Indicate how many lines in the listing below contain the word "Back". No other output is permitted.
(SUPPLIED RECORDS Opens)
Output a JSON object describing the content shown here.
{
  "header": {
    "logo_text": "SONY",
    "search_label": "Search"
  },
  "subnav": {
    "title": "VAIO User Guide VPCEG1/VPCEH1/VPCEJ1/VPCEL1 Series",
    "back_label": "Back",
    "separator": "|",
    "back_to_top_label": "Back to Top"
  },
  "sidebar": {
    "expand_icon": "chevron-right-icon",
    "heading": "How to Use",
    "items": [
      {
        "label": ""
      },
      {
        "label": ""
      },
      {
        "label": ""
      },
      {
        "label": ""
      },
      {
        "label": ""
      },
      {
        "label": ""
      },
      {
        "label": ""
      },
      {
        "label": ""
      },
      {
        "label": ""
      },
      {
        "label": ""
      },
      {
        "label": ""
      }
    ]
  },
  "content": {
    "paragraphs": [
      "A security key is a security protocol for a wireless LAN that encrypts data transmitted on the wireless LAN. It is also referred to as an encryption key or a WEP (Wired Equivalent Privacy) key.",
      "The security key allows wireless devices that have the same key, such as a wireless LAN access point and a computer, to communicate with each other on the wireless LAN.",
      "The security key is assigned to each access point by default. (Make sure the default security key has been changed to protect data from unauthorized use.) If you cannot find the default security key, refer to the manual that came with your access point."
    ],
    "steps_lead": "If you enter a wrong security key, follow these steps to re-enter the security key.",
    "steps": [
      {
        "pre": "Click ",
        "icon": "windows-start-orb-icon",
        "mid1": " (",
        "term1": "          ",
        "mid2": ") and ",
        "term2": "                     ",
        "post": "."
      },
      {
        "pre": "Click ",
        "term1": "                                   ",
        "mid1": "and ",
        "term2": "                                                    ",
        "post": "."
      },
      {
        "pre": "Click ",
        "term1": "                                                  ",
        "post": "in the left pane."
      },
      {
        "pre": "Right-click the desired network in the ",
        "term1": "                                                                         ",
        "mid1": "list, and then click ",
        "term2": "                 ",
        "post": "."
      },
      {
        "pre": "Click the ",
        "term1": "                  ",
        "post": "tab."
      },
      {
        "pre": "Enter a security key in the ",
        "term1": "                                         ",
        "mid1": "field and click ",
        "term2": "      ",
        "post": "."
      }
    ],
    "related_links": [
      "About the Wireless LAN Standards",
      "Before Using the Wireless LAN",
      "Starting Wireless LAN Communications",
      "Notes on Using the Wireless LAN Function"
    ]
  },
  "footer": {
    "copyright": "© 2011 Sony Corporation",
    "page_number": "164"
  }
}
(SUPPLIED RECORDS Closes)
(RESULT FOR THIS EXERCISE)
2